Heavenly Bodies is a collaboration between poet Natalie Crick and photographic artist Lorna MacKay.
During a residency which brought together three Newcastle University postgraduate students across the disciplines of Art, Literature, and Medicine, Crick and MacKay responded to research carried out by scientist Megan McNiff at the Wellcome Centre for Mitochondrial Research (WCMR) in Newcastle upon Tyne.
Mitochondria are organelles found in the cells of every complex living organism and are believed to be the bacterial organism from which human life evolved. They are known as the powerhouse of the cells of the human body; they play an essential role in converting oxygen and food into energy. If they stop working properly then damaged mitochondria can lead to mitochondrial disease - a term given to a group of medical disorders caused by mutations in mitochondria.
All images created for this project were made using collodion wet plate photographic ambrotypes and tintypes, the latter of which was patented in 1856, just one year before the role of mitochondria within the human body was discovered. This complex process has been revived in the Northeast by Andy Martin, a local creative practitioner, whose skill-sharing and equipment have been invaluable throughout the residency.
This project is a homage to energy, the body's ability to generate it, and to the scientists at Newcastle's WCMR who strive to understand and implement new strategies for preventing and treating mitochondrial disease.
The work created during this collaborative residency references the aspects of research that were encountered first-hand at Newcastle's WCMR - clonal manipulation, DNA extraction and the fluid, unpredictable behaviour of mitochondria.
At a time when the public holds scientific knowledge and medical research in higher regard than they have done for generations, the work produced during the residency highlights the importance of public engagement with the medical community.
Much of the research carried out at the WCMR is patient-focused. As mitochondrial disease is passed on through the mother, there can be considerable stigma attached to it. At the forefront of mitochondrial research, the staff at the centre have been able to make scientific breakthroughs that have positively transformed the lives of people the world over.
Following initial laboratory visits, the majority of the collaborative residency was carried out during the COVID-19 pandemic when access to the WCMR laboratory was rarely possible, posing challenges on interpreting visual scientific data without a designated space or relevant technology for carrying out process heavy research.

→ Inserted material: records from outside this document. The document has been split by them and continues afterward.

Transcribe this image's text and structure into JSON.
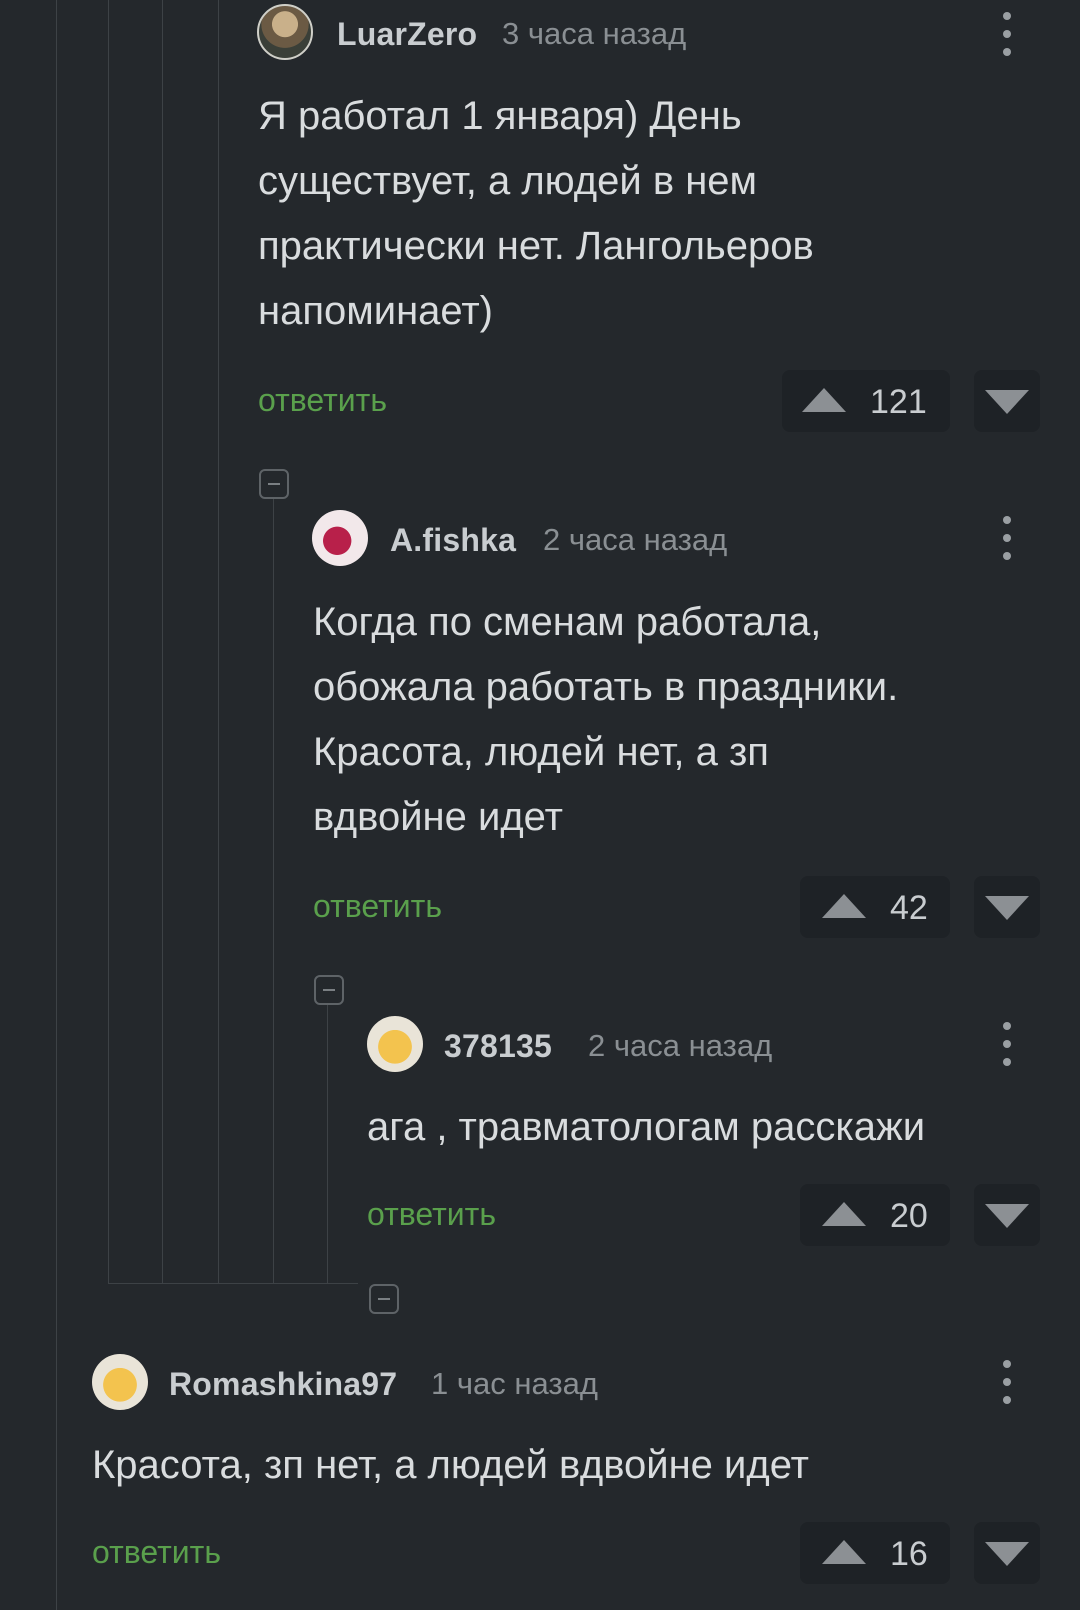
{
  "comments": [
    {
      "author": "LuarZero",
      "time": "3 часа назад",
      "lines": [
        "Я работал 1 января) День",
        "существует, а людей в нем",
        "практически нет. Лангольеров",
        "напоминает)"
      ],
      "reply": "ответить",
      "rating": "121",
      "avatar_icon": "bearded-man-avatar-icon"
    },
    {
      "author": "A.fishka",
      "time": "2 часа назад",
      "lines": [
        "Когда по сменам работала,",
        "обожала работать в праздники.",
        "Красота, людей нет, а зп",
        "вдвойне идет"
      ],
      "reply": "ответить",
      "rating": "42",
      "avatar_icon": "heart-avatar-icon"
    },
    {
      "author": "378135",
      "time": "2 часа назад",
      "lines": [
        "ага , травматологам расскажи"
      ],
      "reply": "ответить",
      "rating": "20",
      "avatar_icon": "sleepy-face-avatar-icon"
    },
    {
      "author": "Romashkina97",
      "time": "1 час назад",
      "lines": [
        "Красота, зп нет, а людей вдвойне идет"
      ],
      "reply": "ответить",
      "rating": "16",
      "avatar_icon": "sleepy-face-avatar-icon"
    }
  ],
  "colors": {
    "background": "#24282c",
    "reply_link": "#5aa04c",
    "thread_line": "#3d4246",
    "rating_box": "#1e2226"
  }
}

Some of the tintype and ambrotype photography directly reference the practical aspects of Megan's work and the everyday objects used for DNA extraction - freezers, tin foil, a pestle and mortar - while others draw on the language used in her research. 'Immortalising' cells, clonal expansion and therapeutic manipulation were procedures that had to be imagined.
Many of the abstract tintypes allude to that which is not visible to the human eye without high quality equipment. What at first appears microscopic could easily be telescopic imagery of faraway planets and constellations. The title of this project is a play on that. It also raises questions about the simple act of looking in understanding.
The abstract tintypes are the outcome of intentionally 'spoiling' the photo plates: developed plates that were unsatisfactory were then painted with photo chemicals and nicotinamide riboside (a vitamin compound used by McNiff for her in vivo research). They were then left overnight to allow chemical reactions to occur. In these instances, the chemicals and vitamins become the artist - a testimony to the chance nature of experiments.
A limited edition artists' book is the result of the poetry and photography created during the residency.
A selection of work will also be exhibited at Vane Gallery 18-31st August 2021.